Audits: PG&E Delayed Checking Gas Pipes For Years

SAN FRANCISCO (AP) - The California utility under fire following a huge natural gas pipeline explosion put off inspecting its lines for years and used less thorough inspection techniques than its own safety guidelines recommended, according to state audits released Wednesday.

State regulators have been probing safety protocols at Pacific Gas & Electric Co. in the wake of September's deadly pipeline blast in San Bruno that left eight dead, dozens injured and 55 homes uninhabitable.

The California Public Utilities Commission's series of audits of the company included one ongoing investigation showing PG&E had put off some crucial inspections across its network of high-pressure transmission lines for more than two years.
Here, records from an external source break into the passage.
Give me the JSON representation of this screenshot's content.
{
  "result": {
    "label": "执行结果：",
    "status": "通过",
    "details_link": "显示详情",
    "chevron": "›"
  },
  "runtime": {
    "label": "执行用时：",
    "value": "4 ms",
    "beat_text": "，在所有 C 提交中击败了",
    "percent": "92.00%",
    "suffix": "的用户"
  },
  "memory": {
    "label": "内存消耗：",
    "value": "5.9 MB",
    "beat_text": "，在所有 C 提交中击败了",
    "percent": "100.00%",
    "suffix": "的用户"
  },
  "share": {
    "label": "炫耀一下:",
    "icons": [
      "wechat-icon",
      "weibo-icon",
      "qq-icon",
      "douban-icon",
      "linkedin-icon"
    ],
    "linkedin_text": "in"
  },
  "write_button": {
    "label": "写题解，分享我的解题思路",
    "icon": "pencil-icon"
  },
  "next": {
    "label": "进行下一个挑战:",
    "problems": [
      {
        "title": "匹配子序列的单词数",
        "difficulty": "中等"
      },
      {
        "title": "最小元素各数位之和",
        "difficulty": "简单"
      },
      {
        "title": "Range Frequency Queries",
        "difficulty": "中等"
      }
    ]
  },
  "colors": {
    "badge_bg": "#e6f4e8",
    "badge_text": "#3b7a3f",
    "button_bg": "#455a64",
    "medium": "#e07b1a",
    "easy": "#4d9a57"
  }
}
PG&E seemed to be "diluting" the inspection program's requirements and wasn't devoting enough company resources to ensuring its gas lines were safe, state auditors wrote in October 2010, the month after the deadly explosion laid waste to rows of suburban homes.

"We want to know why they weren't responded to in a timely manner," said Richard Clark, who directs the commission's consumer protection and safety division. "We're certainly concerned about the rescheduling of inspections and the changing of the methodologies, and we're not to the bottom line of answering why that happened."
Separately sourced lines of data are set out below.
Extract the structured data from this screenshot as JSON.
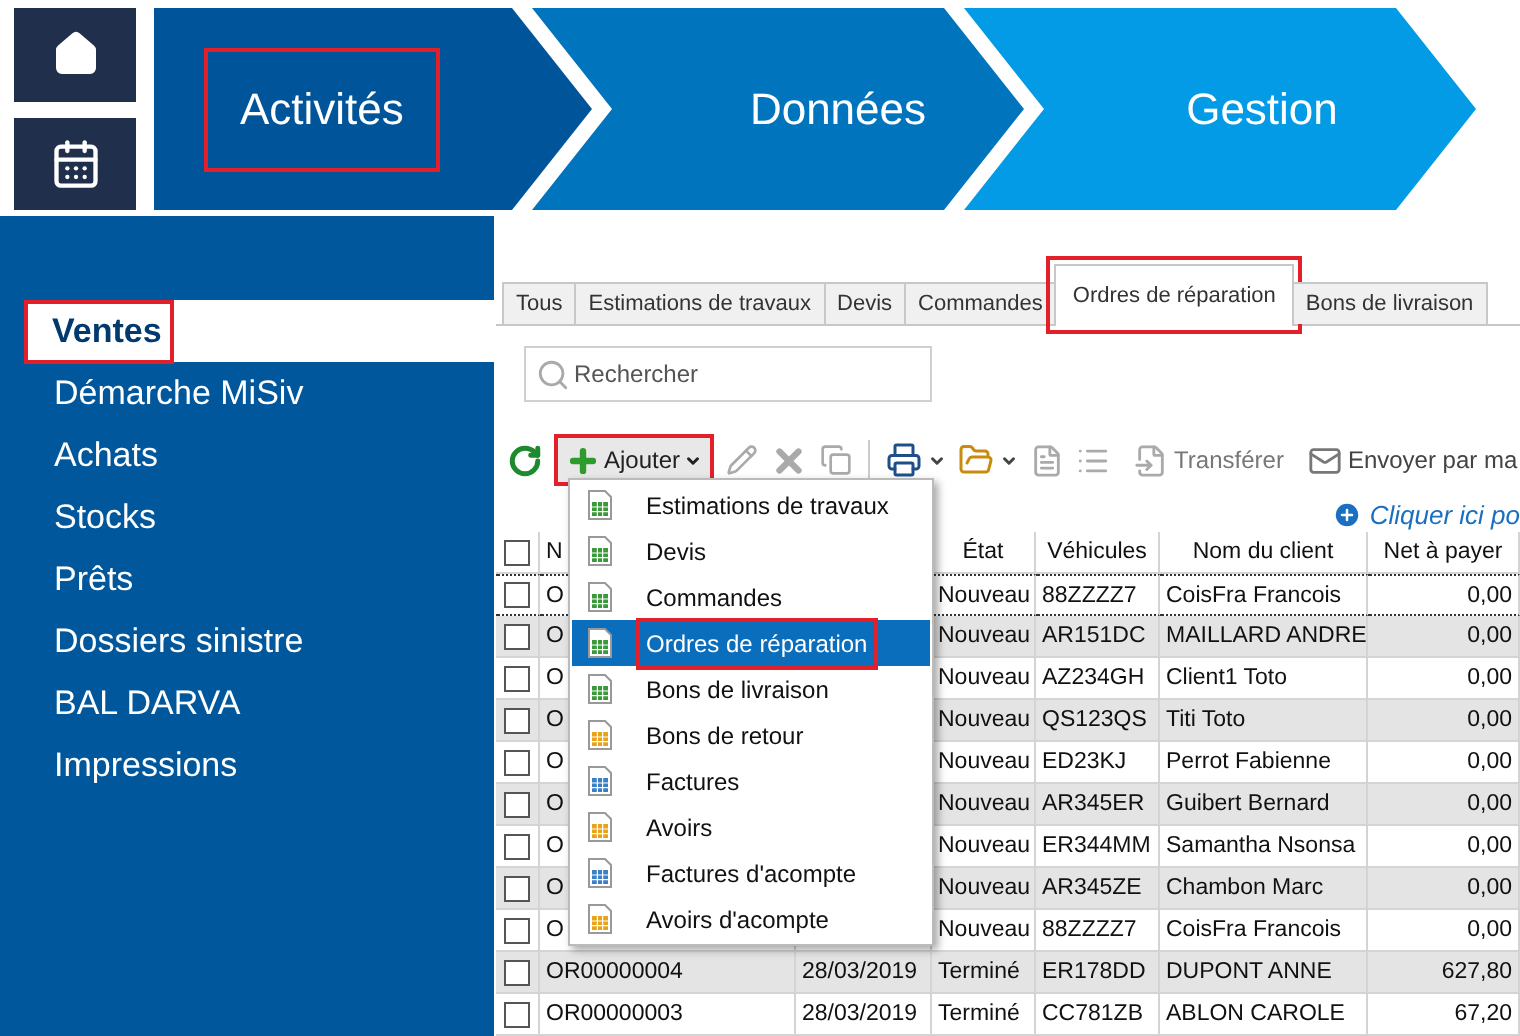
{
  "stages": [
    {
      "label": "Activités",
      "color": "#00559a",
      "highlighted": true
    },
    {
      "label": "Données",
      "color": "#0075bd",
      "highlighted": false
    },
    {
      "label": "Gestion",
      "color": "#039be5",
      "highlighted": false
    }
  ],
  "sidebar": {
    "items": [
      {
        "label": "Ventes",
        "selected": true,
        "highlighted": true
      },
      {
        "label": "Démarche MiSiv",
        "selected": false,
        "highlighted": false
      },
      {
        "label": "Achats",
        "selected": false,
        "highlighted": false
      },
      {
        "label": "Stocks",
        "selected": false,
        "highlighted": false
      },
      {
        "label": "Prêts",
        "selected": false,
        "highlighted": false
      },
      {
        "label": "Dossiers sinistre",
        "selected": false,
        "highlighted": false
      },
      {
        "label": "BAL DARVA",
        "selected": false,
        "highlighted": false
      },
      {
        "label": "Impressions",
        "selected": false,
        "highlighted": false
      }
    ]
  },
  "tabs": [
    {
      "label": "Tous",
      "selected": false,
      "highlighted": false
    },
    {
      "label": "Estimations de travaux",
      "selected": false,
      "highlighted": false
    },
    {
      "label": "Devis",
      "selected": false,
      "highlighted": false
    },
    {
      "label": "Commandes",
      "selected": false,
      "highlighted": false
    },
    {
      "label": "Ordres de réparation",
      "selected": true,
      "highlighted": true
    },
    {
      "label": "Bons de livraison",
      "selected": false,
      "highlighted": false
    }
  ],
  "search": {
    "placeholder": "Rechercher"
  },
  "toolbar": [
    {
      "kind": "refresh",
      "disabled": false
    },
    {
      "kind": "add",
      "label": "Ajouter",
      "disabled": false,
      "highlighted": true
    },
    {
      "kind": "edit",
      "disabled": true
    },
    {
      "kind": "delete",
      "disabled": true
    },
    {
      "kind": "copy",
      "disabled": true
    },
    {
      "kind": "separator"
    },
    {
      "kind": "print",
      "disabled": false
    },
    {
      "kind": "folder",
      "disabled": false
    },
    {
      "kind": "document",
      "disabled": true
    },
    {
      "kind": "list",
      "disabled": true
    },
    {
      "kind": "transfer",
      "label": "Transférer",
      "disabled": true
    },
    {
      "kind": "mail",
      "label": "Envoyer par ma",
      "disabled": false
    }
  ],
  "add_menu": {
    "items": [
      {
        "label": "Estimations de travaux",
        "color": "#3a9a3a",
        "selected": false,
        "highlighted": false
      },
      {
        "label": "Devis",
        "color": "#3a9a3a",
        "selected": false,
        "highlighted": false
      },
      {
        "label": "Commandes",
        "color": "#3a9a3a",
        "selected": false,
        "highlighted": false
      },
      {
        "label": "Ordres de réparation",
        "color": "#3a9a3a",
        "selected": true,
        "highlighted": true
      },
      {
        "label": "Bons de livraison",
        "color": "#3a9a3a",
        "selected": false,
        "highlighted": false
      },
      {
        "label": "Bons de retour",
        "color": "#e8a317",
        "selected": false,
        "highlighted": false
      },
      {
        "label": "Factures",
        "color": "#3b7fc4",
        "selected": false,
        "highlighted": false
      },
      {
        "label": "Avoirs",
        "color": "#e8a317",
        "selected": false,
        "highlighted": false
      },
      {
        "label": "Factures d'acompte",
        "color": "#3b7fc4",
        "selected": false,
        "highlighted": false
      },
      {
        "label": "Avoirs d'acompte",
        "color": "#e8a317",
        "selected": false,
        "highlighted": false
      }
    ]
  },
  "add_row_hint": "Cliquer ici po",
  "table": {
    "all_checked": false,
    "columns": [
      "N",
      "État",
      "Véhicules",
      "Nom du client",
      "Net à payer"
    ],
    "rows": [
      {
        "checked": false,
        "focused": true,
        "number": "O",
        "state": "Nouveau",
        "vehicle": "88ZZZZ7",
        "client": "CoisFra Francois",
        "net": "0,00"
      },
      {
        "checked": false,
        "focused": false,
        "number": "O",
        "state": "Nouveau",
        "vehicle": "AR151DC",
        "client": "MAILLARD ANDRE",
        "net": "0,00"
      },
      {
        "checked": false,
        "focused": false,
        "number": "O",
        "state": "Nouveau",
        "vehicle": "AZ234GH",
        "client": "Client1 Toto",
        "net": "0,00"
      },
      {
        "checked": false,
        "focused": false,
        "number": "O",
        "state": "Nouveau",
        "vehicle": "QS123QS",
        "client": "Titi Toto",
        "net": "0,00"
      },
      {
        "checked": false,
        "focused": false,
        "number": "O",
        "state": "Nouveau",
        "vehicle": "ED23KJ",
        "client": "Perrot Fabienne",
        "net": "0,00"
      },
      {
        "checked": false,
        "focused": false,
        "number": "O",
        "state": "Nouveau",
        "vehicle": "AR345ER",
        "client": "Guibert Bernard",
        "net": "0,00"
      },
      {
        "checked": false,
        "focused": false,
        "number": "O",
        "state": "Nouveau",
        "vehicle": "ER344MM",
        "client": "Samantha Nsonsa",
        "net": "0,00"
      },
      {
        "checked": false,
        "focused": false,
        "number": "O",
        "state": "Nouveau",
        "vehicle": "AR345ZE",
        "client": "Chambon Marc",
        "net": "0,00"
      },
      {
        "checked": false,
        "focused": false,
        "number": "O",
        "state": "Nouveau",
        "vehicle": "88ZZZZ7",
        "client": "CoisFra Francois",
        "net": "0,00"
      },
      {
        "checked": false,
        "focused": false,
        "number": "OR00000004",
        "date": "28/03/2019",
        "state": "Terminé",
        "vehicle": "ER178DD",
        "client": "DUPONT ANNE",
        "net": "627,80"
      },
      {
        "checked": false,
        "focused": false,
        "number": "OR00000003",
        "date": "28/03/2019",
        "state": "Terminé",
        "vehicle": "CC781ZB",
        "client": "ABLON CAROLE",
        "net": "67,20"
      }
    ]
  }
}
Audits show the company on multiple occasions opted for an inspection technique known as external corrosion detection - essentially looking at a pipe from the outside to see if there are any problems - over a more rigorous approach known as in-line inspection. During the latter, robotic devices called "smart pigs" travel through a pipeline to search for corrosion, dents and other problems.

In response to the state's findings, PG&E said in a Dec. 16 letter that its inspection program "complies with (federal) requirements." But the company also acknowledged shortcomings in its inspection protocols and promised to fix them.

The records also showed that just two years ago, the utility did not have proper procedures in place to ensure staff was following key safety bulletins from federal regulators.

"The audits help identify instances where our practices fall short of our own standards," said company spokesman Joe Molica. "PG&E recognizes that the total number of findings reported by both PG&E and the CPUC is unacceptably high, and we are moving on multiple fronts to enhance the safety of our gas transmission and distribution systems."